Refinancing a reverse mortgage (HECM to HECM)

There may be times when a homeowner who already has a reverse mortgage wants to refinance the loan. The following specifically examines refinancing an existing federally-insured reverse mortgage, otherwise known as the Home Equity Conversion Mortgage (HECM). Typically a reverse mortgage is the last mortgage a homeowner will take on their home as they age in place. However, when market conditions such as low interest rates and/or rising home values are present, some may qualify to refinance their existing reverse mortgage (HECM) into a new HECM loan. Refinancing in these circumstances could provide access to additional cash (loan proceeds).

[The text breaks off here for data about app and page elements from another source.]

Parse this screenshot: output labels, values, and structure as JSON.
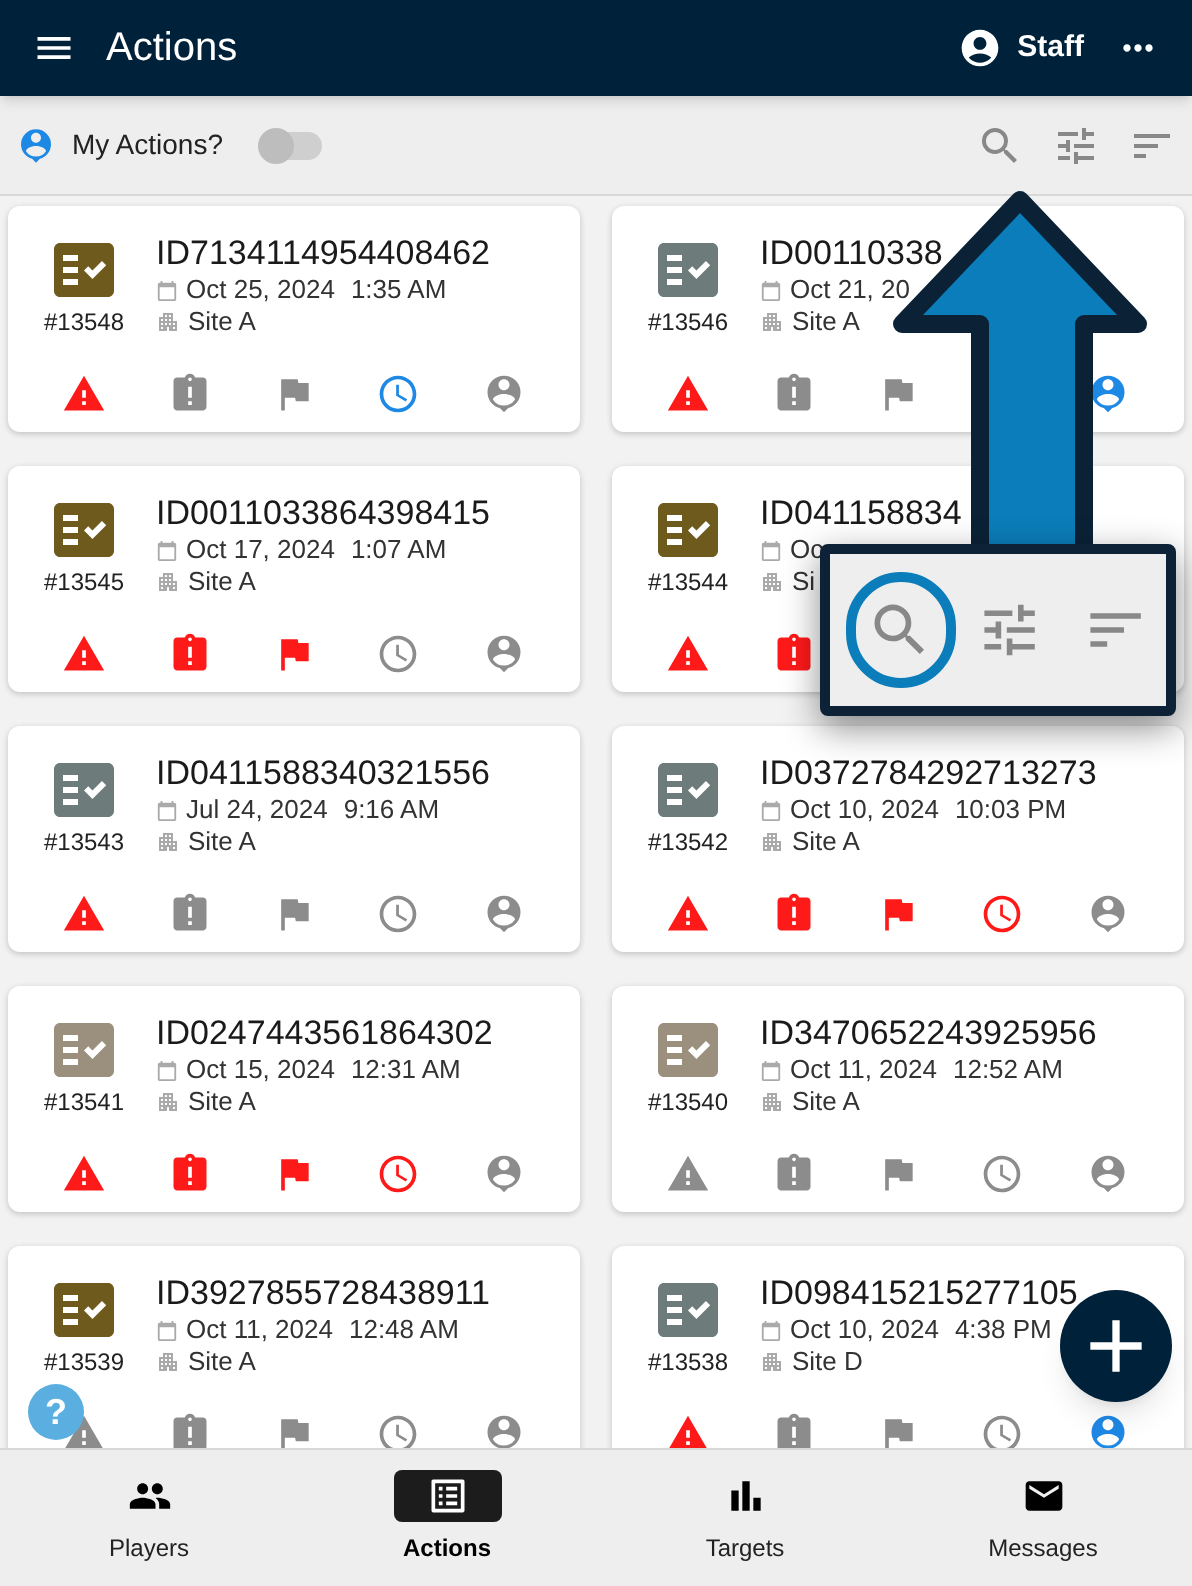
{
  "header": {
    "title": "Actions",
    "user": "Staff"
  },
  "toolbar": {
    "label": "My Actions?",
    "on": false
  },
  "cards": [
    {
      "title": "ID7134114954408462",
      "date": "Oct 25, 2024",
      "time": "1:35 AM",
      "site": "Site A",
      "number": "#13548",
      "color": "#6e5a1c",
      "icons": [
        {
          "kind": "warning",
          "color": "#ff1a1a"
        },
        {
          "kind": "clipboard",
          "color": "#8c8c8c"
        },
        {
          "kind": "flag",
          "color": "#8c8c8c"
        },
        {
          "kind": "clock",
          "color": "#1e88e5"
        },
        {
          "kind": "person",
          "color": "#8c8c8c"
        }
      ]
    },
    {
      "title": "ID00110338",
      "date": "Oct 21, 20",
      "site": "Site A",
      "number": "#13546",
      "color": "#6d7b7a",
      "icons": [
        {
          "kind": "warning",
          "color": "#ff1a1a"
        },
        {
          "kind": "clipboard",
          "color": "#8c8c8c"
        },
        {
          "kind": "flag",
          "color": "#8c8c8c"
        },
        {
          "kind": "person",
          "color": "#1e88e5"
        }
      ]
    },
    {
      "title": "ID0011033864398415",
      "date": "Oct 17, 2024",
      "time": "1:07 AM",
      "site": "Site A",
      "number": "#13545",
      "color": "#6e5a1c",
      "icons": [
        {
          "kind": "warning",
          "color": "#ff1a1a"
        },
        {
          "kind": "clipboard",
          "color": "#ff1a1a"
        },
        {
          "kind": "flag",
          "color": "#ff1a1a"
        },
        {
          "kind": "clock",
          "color": "#8c8c8c"
        },
        {
          "kind": "person",
          "color": "#8c8c8c"
        }
      ]
    },
    {
      "title": "ID041158834",
      "date": "Oc",
      "site": "Si",
      "number": "#13544",
      "color": "#6e5a1c",
      "icons": [
        {
          "kind": "warning",
          "color": "#ff1a1a"
        },
        {
          "kind": "clipboard",
          "color": "#ff1a1a"
        }
      ]
    },
    {
      "title": "ID0411588340321556",
      "date": "Jul 24, 2024",
      "time": "9:16 AM",
      "site": "Site A",
      "number": "#13543",
      "color": "#6d7b7a",
      "icons": [
        {
          "kind": "warning",
          "color": "#ff1a1a"
        },
        {
          "kind": "clipboard",
          "color": "#8c8c8c"
        },
        {
          "kind": "flag",
          "color": "#8c8c8c"
        },
        {
          "kind": "clock",
          "color": "#8c8c8c"
        },
        {
          "kind": "person",
          "color": "#8c8c8c"
        }
      ]
    },
    {
      "title": "ID0372784292713273",
      "date": "Oct 10, 2024",
      "time": "10:03 PM",
      "site": "Site A",
      "number": "#13542",
      "color": "#6d7b7a",
      "icons": [
        {
          "kind": "warning",
          "color": "#ff1a1a"
        },
        {
          "kind": "clipboard",
          "color": "#ff1a1a"
        },
        {
          "kind": "flag",
          "color": "#ff1a1a"
        },
        {
          "kind": "clock",
          "color": "#ff1a1a"
        },
        {
          "kind": "person",
          "color": "#8c8c8c"
        }
      ]
    },
    {
      "title": "ID0247443561864302",
      "date": "Oct 15, 2024",
      "time": "12:31 AM",
      "site": "Site A",
      "number": "#13541",
      "color": "#9b907d",
      "icons": [
        {
          "kind": "warning",
          "color": "#ff1a1a"
        },
        {
          "kind": "clipboard",
          "color": "#ff1a1a"
        },
        {
          "kind": "flag",
          "color": "#ff1a1a"
        },
        {
          "kind": "clock",
          "color": "#ff1a1a"
        },
        {
          "kind": "person",
          "color": "#8c8c8c"
        }
      ]
    },
    {
      "title": "ID3470652243925956",
      "date": "Oct 11, 2024",
      "time": "12:52 AM",
      "site": "Site A",
      "number": "#13540",
      "color": "#9b907d",
      "icons": [
        {
          "kind": "warning",
          "color": "#8c8c8c"
        },
        {
          "kind": "clipboard",
          "color": "#8c8c8c"
        },
        {
          "kind": "flag",
          "color": "#8c8c8c"
        },
        {
          "kind": "clock",
          "color": "#8c8c8c"
        },
        {
          "kind": "person",
          "color": "#8c8c8c"
        }
      ]
    },
    {
      "title": "ID3927855728438911",
      "date": "Oct 11, 2024",
      "time": "12:48 AM",
      "site": "Site A",
      "number": "#13539",
      "color": "#6e5a1c",
      "icons": [
        {
          "kind": "warning",
          "color": "#8c8c8c"
        },
        {
          "kind": "clipboard",
          "color": "#8c8c8c"
        },
        {
          "kind": "flag",
          "color": "#8c8c8c"
        },
        {
          "kind": "clock",
          "color": "#8c8c8c"
        },
        {
          "kind": "person",
          "color": "#8c8c8c"
        }
      ]
    },
    {
      "title": "ID098415215277105",
      "date": "Oct 10, 2024",
      "time": "4:38 PM",
      "site": "Site D",
      "number": "#13538",
      "color": "#6d7b7a",
      "icons": [
        {
          "kind": "warning",
          "color": "#ff1a1a"
        },
        {
          "kind": "clipboard",
          "color": "#8c8c8c"
        },
        {
          "kind": "flag",
          "color": "#8c8c8c"
        },
        {
          "kind": "clock",
          "color": "#8c8c8c"
        },
        {
          "kind": "person",
          "color": "#1e88e5"
        }
      ]
    }
  ],
  "help": {
    "label": "?"
  },
  "nav": [
    {
      "kind": "players",
      "label": "Players",
      "selected": false
    },
    {
      "kind": "actions",
      "label": "Actions",
      "selected": true
    },
    {
      "kind": "targets",
      "label": "Targets",
      "selected": false
    },
    {
      "kind": "messages",
      "label": "Messages",
      "selected": false
    }
  ]
}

These are just a few of the factors taken into consideration to see if one may qualify to refinance their existing HECM (reverse mortgage) loan:

  1. The current age of the youngest borrower. All Home Equity Conversion Mortgage loans calculate the potential maximum loan amount based on age. The lower the age of the youngest borrower, the less proceeds are available. This leaves room for the mortgage balance to grow (with interest & fees charged) over time as the home value is expected to appreciate modestly each year. The good news is you’re that much older since you took out your first reverse mortgage.
  2. The current expected interest rate. A low interest rate environment is key to increasing the potential total loan amount and proceeds available. The expected interest rate consists of the loan index plus the lender’s margin. Current interest rates that are significantly lower than when you got your first reverse mortgage (especially if it was a fixed rate) may help you qualify.
  3. The home’s estimated current value. If home values have appreciated considerably since the first reverse mortgage (HECM) was taken and interest rates are low, borrowers are more likely to have enough loan proceeds available in a new loan to payoff the first HECM and provide access to additional cash.
  4. The existing reverse mortgage’s balance. Typically HECM borrowers choose not to make monthly payments. Therefore, the loan balance grows each month with the previous month’s principal loan amount, plus FHA insurance premiums, interest rates, and in rare cases servicing fees- becoming the new balance. This negative amortization (increasing mortgage balance) grows more quickly in years with higher rates. Homeowners who took out their first loan in a lower interest rate period would see a more favorable current outstanding mortgage balance owed.
  5. A new appraisal and underwriting. If the numbers make sense those wishing to refinance their existing HECM loan will start the loan process again with a new loan application. This entails ordering a new appraisal, required HUD HECM loan counseling, and underwriting.
  6. A credit on your upfront FHA mortgage insurance premium. One of the biggest expenses in your first reverse mortgage was your required upfront (paid at closing) single premium for FHA mortgage insurance. This premium is based on the value of your home up to a maximum home value determined by HUD. Your existing upfront FHA insurance premium paid is credited against your new (higher) premium based on your home’s current appraised value.

Refinancing an existing reverse mortgage (HECM) isn’t for everyone. However, if the net benefit in available loan proceeds are significant, one may choose to pursue a refinance. One should always consider the costs of refinancing versus the net benefit received. Also, homeowners are encouraged to seek the advice of a trusted advisor.